Data extracted from a collection:
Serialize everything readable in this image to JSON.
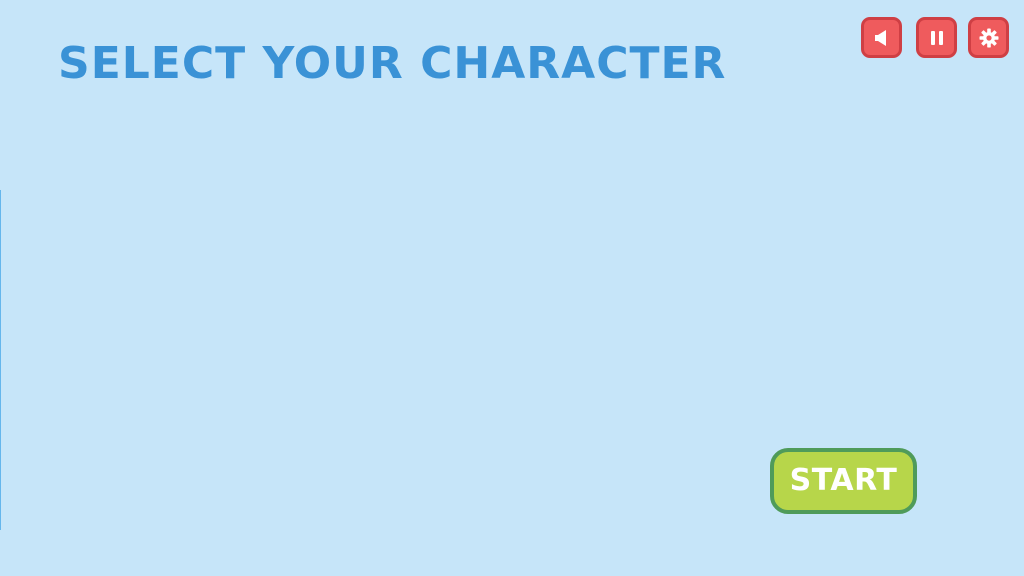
{
  "screen": {
    "title": "SELECT YOUR CHARACTER"
  },
  "toolbar": {
    "sound_icon": "speaker-icon",
    "pause_icon": "pause-icon",
    "settings_icon": "gear-icon",
    "button_color": "#ef5b5d"
  },
  "start": {
    "label": "START",
    "color": "#b7d64a",
    "border_color": "#4f9b5a"
  },
  "theme": {
    "background": "#c6e5f9",
    "title_color": "#3a92d6"
  }
}
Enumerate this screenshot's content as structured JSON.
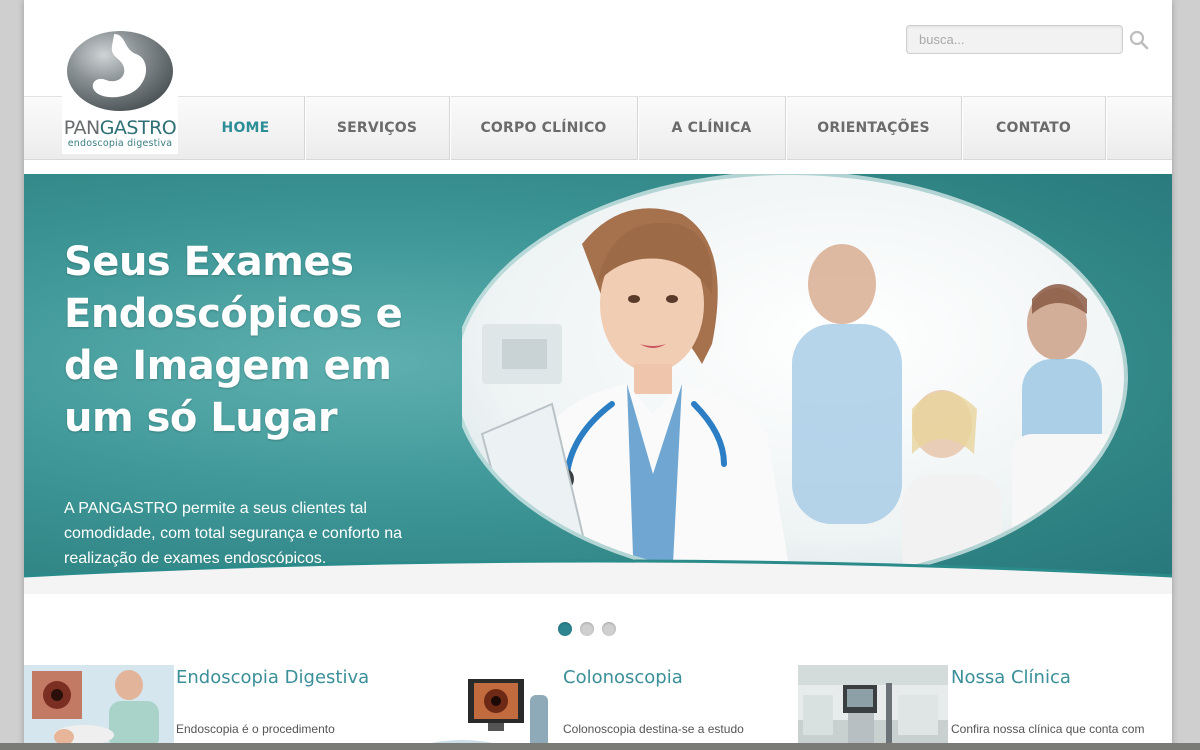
{
  "brand": {
    "name_part1": "PAN",
    "name_part2": "GASTRO",
    "tagline": "endoscopia digestiva"
  },
  "search": {
    "placeholder": "busca...",
    "icon": "search-icon"
  },
  "nav": {
    "items": [
      {
        "label": "HOME",
        "active": true
      },
      {
        "label": "SERVIÇOS",
        "active": false
      },
      {
        "label": "CORPO CLÍNICO",
        "active": false
      },
      {
        "label": "A CLÍNICA",
        "active": false
      },
      {
        "label": "ORIENTAÇÕES",
        "active": false
      },
      {
        "label": "CONTATO",
        "active": false
      }
    ]
  },
  "hero": {
    "title": "Seus Exames Endoscópicos e de Imagem em um só Lugar",
    "text": "A PANGASTRO permite a seus clientes tal comodidade, com total segurança e conforto na realização de exames endoscópicos."
  },
  "slider": {
    "total": 3,
    "active": 1
  },
  "features": [
    {
      "title": "Endoscopia Digestiva",
      "text": "Endoscopia é o procedimento"
    },
    {
      "title": "Colonoscopia",
      "text": "Colonoscopia destina-se a estudo"
    },
    {
      "title": "Nossa Clínica",
      "text": "Confira nossa clínica que conta com"
    }
  ],
  "colors": {
    "accent": "#2e8e98",
    "hero_bg": "#3f9797",
    "nav_text": "#6b6b6b"
  }
}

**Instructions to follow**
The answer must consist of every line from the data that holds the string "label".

**Solution to the exercise**
    "label": "START",
        "label": "HOME",
        "label": "SERVIÇOS",
        "label": "CORPO CLÍNICO",
        "label": "A CLÍNICA",
        "label": "ORIENTAÇÕES",
        "label": "CONTATO",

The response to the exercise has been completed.